▸ What is required
Here, the job is to give back every entry below unchanged, omitting pictures.

App and web page records:
________________________________________

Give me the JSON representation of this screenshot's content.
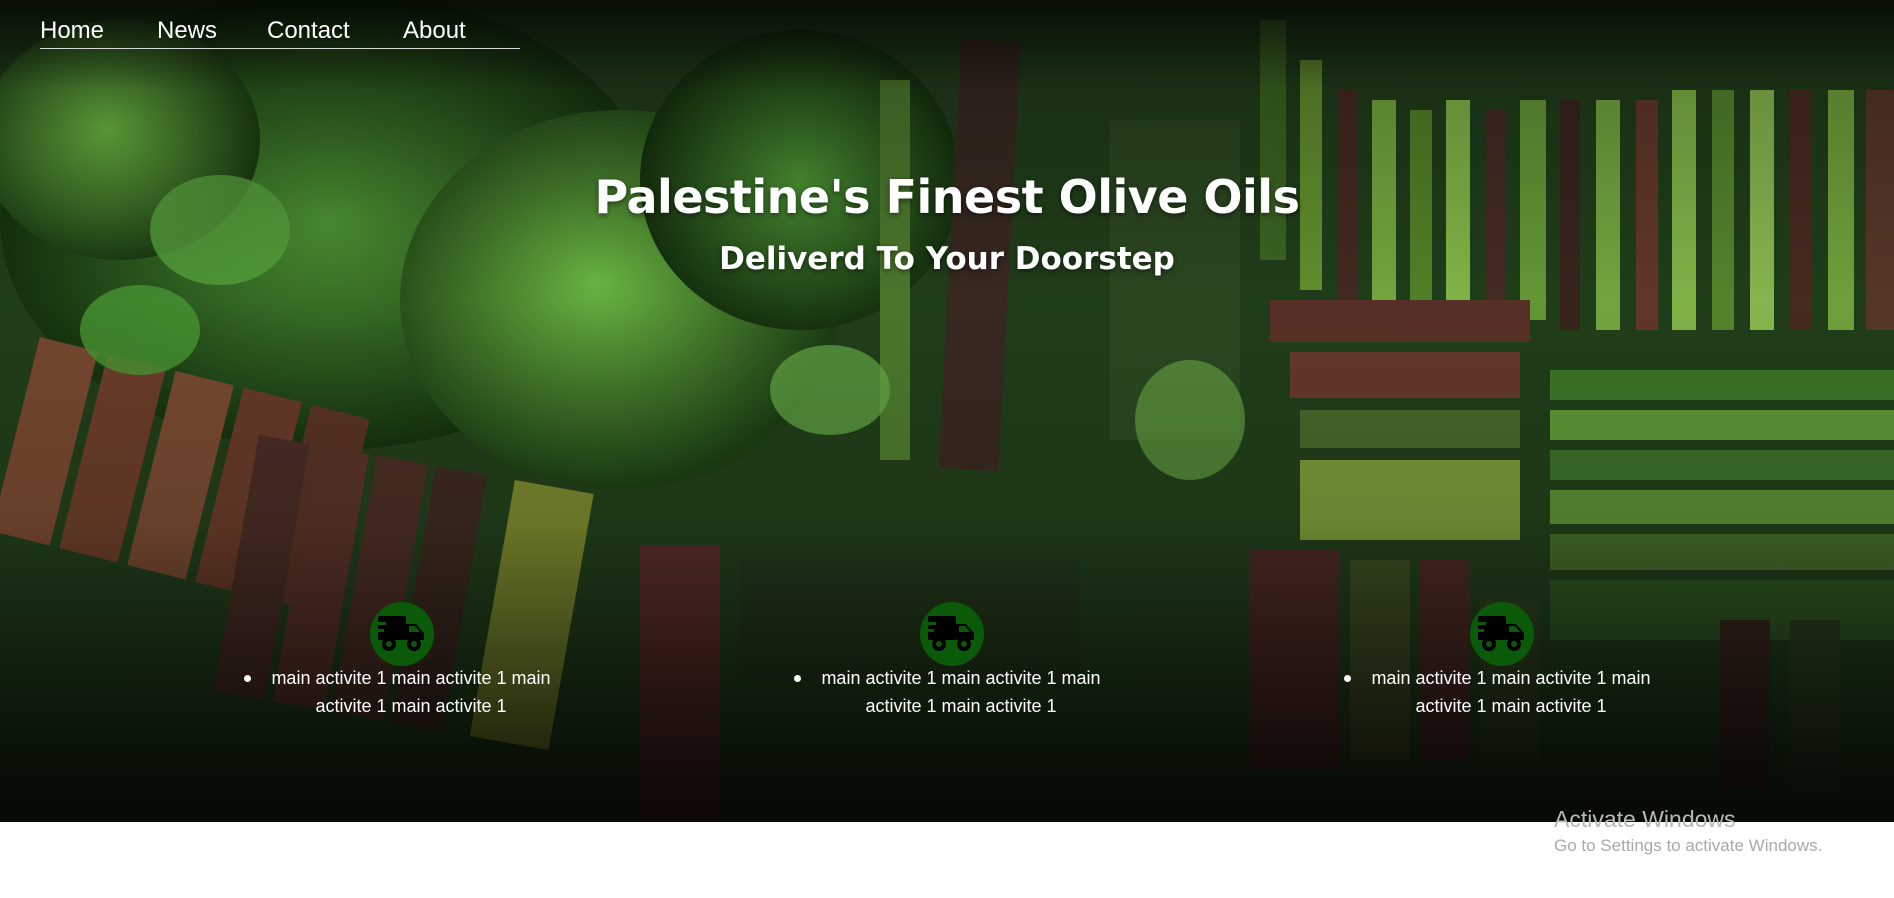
{
  "nav": {
    "items": [
      {
        "label": "Home"
      },
      {
        "label": "News"
      },
      {
        "label": "Contact"
      },
      {
        "label": "About"
      }
    ]
  },
  "hero": {
    "title": "Palestine's Finest Olive Oils",
    "subtitle": "Deliverd To Your Doorstep"
  },
  "features": [
    {
      "icon": "truck-icon",
      "text": "main activite 1 main activite 1 main activite 1 main activite 1"
    },
    {
      "icon": "truck-icon",
      "text": "main activite 1 main activite 1 main activite 1 main activite 1"
    },
    {
      "icon": "truck-icon",
      "text": "main activite 1 main activite 1 main activite 1 main activite 1"
    }
  ],
  "watermark": {
    "title": "Activate Windows",
    "subtitle": "Go to Settings to activate Windows."
  },
  "colors": {
    "icon_circle": "#0a5a0a",
    "text": "#ffffff",
    "background_below": "#ffffff"
  }
}
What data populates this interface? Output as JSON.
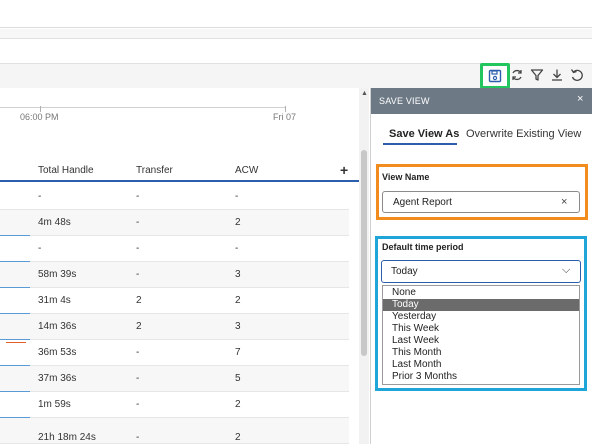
{
  "toolbar": {
    "icons": [
      "save-icon",
      "refresh-icon",
      "filter-icon",
      "download-icon",
      "undo-icon"
    ],
    "accent": "#22c55e"
  },
  "timeline": {
    "labels": [
      "06:00 PM",
      "Fri 07"
    ]
  },
  "table": {
    "columns": [
      "Total Handle",
      "Transfer",
      "ACW"
    ],
    "rows": [
      {
        "total_handle": "-",
        "transfer": "-",
        "acw": "-"
      },
      {
        "total_handle": "4m 48s",
        "transfer": "-",
        "acw": "2"
      },
      {
        "total_handle": "-",
        "transfer": "-",
        "acw": "-"
      },
      {
        "total_handle": "58m 39s",
        "transfer": "-",
        "acw": "3"
      },
      {
        "total_handle": "31m 4s",
        "transfer": "2",
        "acw": "2"
      },
      {
        "total_handle": "14m 36s",
        "transfer": "2",
        "acw": "3"
      },
      {
        "total_handle": "36m 53s",
        "transfer": "-",
        "acw": "7"
      },
      {
        "total_handle": "37m 36s",
        "transfer": "-",
        "acw": "5"
      },
      {
        "total_handle": "1m 59s",
        "transfer": "-",
        "acw": "2"
      },
      {
        "total_handle": "21h 18m 24s",
        "transfer": "-",
        "acw": "2"
      }
    ],
    "add_column": "+"
  },
  "panel": {
    "title": "SAVE VIEW",
    "close": "×",
    "tabs": [
      "Save View As",
      "Overwrite Existing View"
    ],
    "view_name_label": "View Name",
    "view_name_value": "Agent Report",
    "clear": "×",
    "time_period_label": "Default time period",
    "time_period_value": "Today",
    "chevron": "⌵",
    "options": [
      "None",
      "Today",
      "Yesterday",
      "This Week",
      "Last Week",
      "This Month",
      "Last Month",
      "Prior 3 Months"
    ],
    "selected_option": "Today"
  },
  "colors": {
    "header_blue": "#2b5fad",
    "panel_header": "#6d7a86",
    "orange_highlight": "#f28c1e",
    "blue_highlight": "#1fa5d8"
  }
}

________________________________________

▸ Response for this exercise
Give me the JSON representation of this screenshot's content.
{
  "nav": {
    "items": [
      {
        "label": "Home"
      },
      {
        "label": "News"
      },
      {
        "label": "Contact"
      },
      {
        "label": "About"
      }
    ]
  },
  "hero": {
    "title": "Palestine's Finest Olive Oils",
    "subtitle": "Deliverd To Your Doorstep"
  },
  "features": [
    {
      "icon": "truck-icon",
      "text": "main activite 1 main activite 1 main activite 1 main activite 1"
    },
    {
      "icon": "truck-icon",
      "text": "main activite 1 main activite 1 main activite 1 main activite 1"
    },
    {
      "icon": "truck-icon",
      "text": "main activite 1 main activite 1 main activite 1 main activite 1"
    }
  ],
  "watermark": {
    "title": "Activate Windows",
    "subtitle": "Go to Settings to activate Windows."
  },
  "colors": {
    "icon_circle": "#0a5a0a",
    "text": "#ffffff",
    "background_below": "#ffffff"
  }
}
What data populates this interface? Output as JSON.
{
  "toolbar": {
    "icons": [
      "save-icon",
      "refresh-icon",
      "filter-icon",
      "download-icon",
      "undo-icon"
    ],
    "accent": "#22c55e"
  },
  "timeline": {
    "labels": [
      "06:00 PM",
      "Fri 07"
    ]
  },
  "table": {
    "columns": [
      "Total Handle",
      "Transfer",
      "ACW"
    ],
    "rows": [
      {
        "total_handle": "-",
        "transfer": "-",
        "acw": "-"
      },
      {
        "total_handle": "4m 48s",
        "transfer": "-",
        "acw": "2"
      },
      {
        "total_handle": "-",
        "transfer": "-",
        "acw": "-"
      },
      {
        "total_handle": "58m 39s",
        "transfer": "-",
        "acw": "3"
      },
      {
        "total_handle": "31m 4s",
        "transfer": "2",
        "acw": "2"
      },
      {
        "total_handle": "14m 36s",
        "transfer": "2",
        "acw": "3"
      },
      {
        "total_handle": "36m 53s",
        "transfer": "-",
        "acw": "7"
      },
      {
        "total_handle": "37m 36s",
        "transfer": "-",
        "acw": "5"
      },
      {
        "total_handle": "1m 59s",
        "transfer": "-",
        "acw": "2"
      },
      {
        "total_handle": "21h 18m 24s",
        "transfer": "-",
        "acw": "2"
      }
    ],
    "add_column": "+"
  },
  "panel": {
    "title": "SAVE VIEW",
    "close": "×",
    "tabs": [
      "Save View As",
      "Overwrite Existing View"
    ],
    "view_name_label": "View Name",
    "view_name_value": "Agent Report",
    "clear": "×",
    "time_period_label": "Default time period",
    "time_period_value": "Today",
    "chevron": "⌵",
    "options": [
      "None",
      "Today",
      "Yesterday",
      "This Week",
      "Last Week",
      "This Month",
      "Last Month",
      "Prior 3 Months"
    ],
    "selected_option": "Today"
  },
  "colors": {
    "header_blue": "#2b5fad",
    "panel_header": "#6d7a86",
    "orange_highlight": "#f28c1e",
    "blue_highlight": "#1fa5d8"
  }
}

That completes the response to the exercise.